Principle 3. I must always be a more honest person than I was yesterday. Well, I don't get it. You are either honest or not, if you are honest today, you cannot be more honest tomorrow.

Principle 4. The family is sacred. My spouse and I are the ultimate authority, not the government. The absence of organized government is anarchy and chaos.

Principle 5. If you break the law you pay the penalty. Justice is blind and no one is above it. No problem here, does this also apply to I. Scooter Libby?

Principle 6.
I have a right to life, liberty and pursuit of happiness, but there is no guarantee of equal results. Okay, but what about a guarantee of equal opportunity?

Principle 7. I work hard for what I have and I will share it with who I want to. Government cannot force me to be charitable. I see, I got mine, you get yours. Well, just pay your taxes or else we will put you in jail.

Principle 8. It is not un-American for me to disagree with authority or to share my personal opinion. Full agreement here, but according to Principle 5 you must contain that disagreement within the confines of the law.

Principle 9. The government works for me. I do not answer to them, they answer to me. Agreed.

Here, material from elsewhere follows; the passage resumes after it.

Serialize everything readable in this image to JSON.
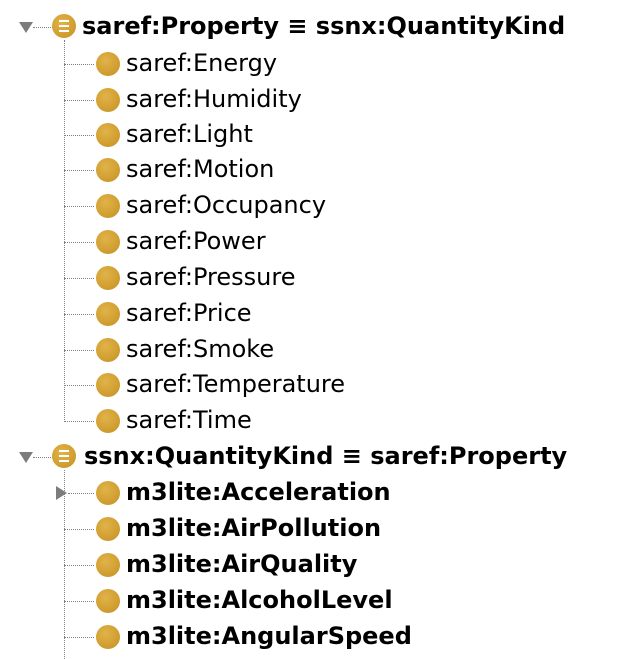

The document continues that Oklahoma and Texas are leading the way in declaring their independence from the Federal government. I have read that the Governor of Texas has muttered the word secession, is that what we are spearheading here, a secessionist movement?

The document they passed out cites that Louisiana, Alabama, Georgia, both Carolinas, Tennessee, Kentucky, Missouri, Arkansas, and West Virginia would likely follow this example. It continues that should Mississippi act, so will Florida. Notice any trend here, well they spell it out.

The document states that you should "save your confederate money, it appears the South is about to rise up once again", all this in defense of Tenth Amendment rights.

For those of you rusty on your constitutional law the Tenth Amendment states that "the powers not delegated to the United States by the Constitution, nor prohibited by it to the States, are reserved to the States respectively, or to the people." Personally, I don't see a connection to secession here.

Finally, there is an assault on immigration, under the title of Stop Illegal Alien Invasion, it calls for the incarceration and deportation of illegal aliens and celebrates Oklahoma's adoption of a law including DNA samples from any and all illegals to the Oklahoma database, for criminal investigative purposes.

So this is what the tea-bag revolution is all about. Sounds unpatriotic to me, in fact sounds unpatridiotic. You can judge it for yourself.